A new study released last week by the Canadian Civil Liberties Association (CCLA) paints a grim picture of Canada’s justice system under the Harper Conservatives.
The study, entitled, “Set Up to Fail: Bail and the Revolving Door of Pre-trial Detention,” reveals that a majority of the 25,000 people currently held in Canada’s provincial and territorial jails are legally innocent. The report also “questions the extensive rise in pre-trial custody populations and identifies the extreme personal and financial costs of current practices in Canadian bail courts.”
“Despite a falling crime rate, the remand rate in Canada has nearly tripled in the past 30 years,” says the report, authored by Abby Deshman, Director of the Public Safety Program with the CCLA, and Nicole Myers, Assistant Professor at the University of Ontario Institute of Technology and Simon Fraser University (as of Fall 2014).
“Currently the majority of people detained in provincial and territorial jails are legally innocent, waiting for their trial or a determination of their bail.”
According to the report:
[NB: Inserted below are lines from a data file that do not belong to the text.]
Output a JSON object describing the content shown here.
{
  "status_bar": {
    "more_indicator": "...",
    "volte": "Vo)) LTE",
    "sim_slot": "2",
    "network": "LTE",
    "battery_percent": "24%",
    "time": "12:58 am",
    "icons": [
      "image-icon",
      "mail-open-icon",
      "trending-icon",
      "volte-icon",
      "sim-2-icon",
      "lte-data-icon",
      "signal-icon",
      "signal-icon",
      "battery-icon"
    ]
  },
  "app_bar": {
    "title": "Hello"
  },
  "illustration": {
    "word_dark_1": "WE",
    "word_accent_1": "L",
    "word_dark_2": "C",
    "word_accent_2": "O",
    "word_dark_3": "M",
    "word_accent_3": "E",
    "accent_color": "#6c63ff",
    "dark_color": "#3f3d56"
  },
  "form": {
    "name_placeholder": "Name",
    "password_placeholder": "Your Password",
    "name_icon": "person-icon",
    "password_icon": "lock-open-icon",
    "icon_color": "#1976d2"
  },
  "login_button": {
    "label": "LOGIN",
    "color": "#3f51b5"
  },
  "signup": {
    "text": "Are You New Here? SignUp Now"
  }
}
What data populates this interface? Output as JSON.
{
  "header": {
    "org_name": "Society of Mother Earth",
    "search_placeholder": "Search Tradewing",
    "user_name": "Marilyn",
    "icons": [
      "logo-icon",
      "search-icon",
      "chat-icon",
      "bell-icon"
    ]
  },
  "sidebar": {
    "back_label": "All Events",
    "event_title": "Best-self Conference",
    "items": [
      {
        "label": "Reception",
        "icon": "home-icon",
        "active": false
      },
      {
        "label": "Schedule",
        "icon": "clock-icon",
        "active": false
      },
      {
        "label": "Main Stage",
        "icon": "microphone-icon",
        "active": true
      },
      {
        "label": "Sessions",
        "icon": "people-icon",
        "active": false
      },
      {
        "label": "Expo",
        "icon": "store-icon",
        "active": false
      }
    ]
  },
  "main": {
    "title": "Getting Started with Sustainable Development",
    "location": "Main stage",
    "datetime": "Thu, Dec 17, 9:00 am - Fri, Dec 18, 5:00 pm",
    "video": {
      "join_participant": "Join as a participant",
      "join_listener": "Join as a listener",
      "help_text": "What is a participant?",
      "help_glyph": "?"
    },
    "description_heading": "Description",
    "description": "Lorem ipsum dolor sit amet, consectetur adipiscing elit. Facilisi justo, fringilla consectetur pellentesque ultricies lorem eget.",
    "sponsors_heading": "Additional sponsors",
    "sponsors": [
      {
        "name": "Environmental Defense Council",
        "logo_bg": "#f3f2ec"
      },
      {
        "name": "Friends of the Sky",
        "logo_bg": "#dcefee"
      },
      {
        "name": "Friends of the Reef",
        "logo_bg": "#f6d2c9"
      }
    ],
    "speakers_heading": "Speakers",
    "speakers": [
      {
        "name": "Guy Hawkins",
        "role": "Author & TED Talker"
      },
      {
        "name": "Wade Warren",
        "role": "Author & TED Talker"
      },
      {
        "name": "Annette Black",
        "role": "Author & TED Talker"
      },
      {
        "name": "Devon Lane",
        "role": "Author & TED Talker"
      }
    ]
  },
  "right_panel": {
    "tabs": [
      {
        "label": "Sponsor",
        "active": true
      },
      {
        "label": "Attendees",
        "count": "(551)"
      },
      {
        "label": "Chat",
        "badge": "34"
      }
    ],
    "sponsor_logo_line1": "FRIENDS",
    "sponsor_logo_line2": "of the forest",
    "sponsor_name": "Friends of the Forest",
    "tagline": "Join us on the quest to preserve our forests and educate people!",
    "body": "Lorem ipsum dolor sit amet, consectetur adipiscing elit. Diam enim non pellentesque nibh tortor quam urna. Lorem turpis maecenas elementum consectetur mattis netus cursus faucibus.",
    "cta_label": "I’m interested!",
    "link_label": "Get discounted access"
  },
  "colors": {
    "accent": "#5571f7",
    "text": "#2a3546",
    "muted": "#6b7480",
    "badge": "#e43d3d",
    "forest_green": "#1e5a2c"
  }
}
The remand rate has nearly tripled in the past 30 years, and 2005 marked the first time in Canadian history that our provincial institutions were primarily being used to detain people prior to any finding of guilt, rather than after they had been convicted and sentenced.
2005 marked the first time in Canadian history that our provincial institutions were primarily being used to detain people prior to any finding of guilt, rather than after they had been convicted and sentenced.
Pre-trial detention is widely recognized as one of the harshest forms of incarceration, and is frequently characterized by overcrowded cells, high security, regular lock-downs, and little to no education or programming.
Why are these people in jail? They are victims of many things, among them: a system that’s expensive and broken, racism, the Harper Conservatives’ draconian law-and-order agenda, and our collective disregard of the Charter of Rights and Freedoms.
“Canadians spend over $850 million on pre-trial detention, even though the majority of people who are jailed upon arrest are facing non-violent, minor charges,” said Abby Deshman, CCLA Program Director and co-author of the report.
“The law governing bail aims to safeguard individual liberty, the presumption of innocence and the right to a fair trial by putting in place a strong presumption of release and only imposing restrictions on liberty or detaining a person where absolutely necessary,” the report says.
“Legally innocent individuals are processed through a bail system that is chaotic and unnecessarily risk-averse and that disproportionately penalizes — and frequently criminalizes — poverty, addiction and mental illness.”
Blacks and aboriginal peoples are disproportionately represented in our jails. Last year, the Toronto Star reported:
The Correctional Investigator of Canada, Howard Sapers, said in a report released Thursday that the aboriginal population has jumped 43 per cent in the last five years.
Today, aboriginal people make up 4 per cent of the Canadian population yet comprise 23 per cent of the prisoners — more than 3,400 in all — in federal corrections institutions.
And he found that aboriginal offenders are more likely to serve more of their sentence behind bars, be held in segregation or with maximum security populations and be disproportionately prone to self-injury while in prison.
In the meantime, a study recently released by the Canadian Centre for Policy Alternatives and Save the Children Canada shows that over two and half indigenous children in Canada are more likely to live in poverty that non-indigenous children.
The Canadian Civil Liberties Association’s report outlines a series of recommendations including:
- Reinstating the presumption of unconditional release and innocence throughout the bail system;
- Improving the efficiency of the bail process; drastically reducing reliance on sureties in the few jurisdictions requiring them; ensuring conditions on release are lawful, necessary, and achievable; and
- Limiting custodial responses for breaches of conditions.”